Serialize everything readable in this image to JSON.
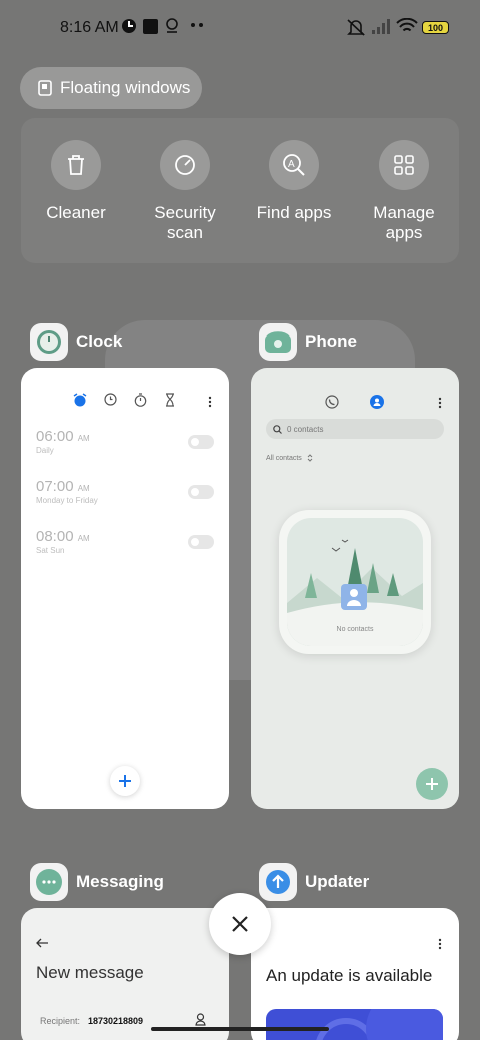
{
  "status_bar": {
    "time": "8:16 AM",
    "battery": "100",
    "icons": [
      "app-icon",
      "square-icon",
      "location-icon",
      "more-dots-icon",
      "mute-icon",
      "signal-icon",
      "wifi-icon",
      "battery-icon"
    ]
  },
  "floating_windows": {
    "label": "Floating windows"
  },
  "tools": [
    {
      "label": "Cleaner",
      "icon": "trash-icon"
    },
    {
      "label": "Security scan",
      "icon": "security-icon"
    },
    {
      "label": "Find apps",
      "icon": "find-apps-icon"
    },
    {
      "label": "Manage apps",
      "icon": "grid-icon"
    }
  ],
  "apps": {
    "clock": {
      "name": "Clock",
      "alarms": [
        {
          "time": "06:00",
          "suffix": "AM",
          "days": "Daily"
        },
        {
          "time": "07:00",
          "suffix": "AM",
          "days": "Monday to Friday"
        },
        {
          "time": "08:00",
          "suffix": "AM",
          "days": "Sat Sun"
        }
      ]
    },
    "phone": {
      "name": "Phone",
      "search_placeholder": "0 contacts",
      "filter": "All contacts",
      "empty": "No contacts"
    },
    "messaging": {
      "name": "Messaging",
      "title": "New message",
      "recipient_label": "Recipient:",
      "recipient_value": "18730218809"
    },
    "updater": {
      "name": "Updater",
      "title": "An update is available"
    }
  },
  "colors": {
    "accent": "#1a73e8",
    "phone_accent": "#7fbfa8",
    "background": "#767675"
  }
}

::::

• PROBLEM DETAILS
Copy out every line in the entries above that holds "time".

• WRITTEN SOLUTION
    "time": "8:16 AM",
          "time": "06:00",
          "time": "07:00",
          "time": "08:00",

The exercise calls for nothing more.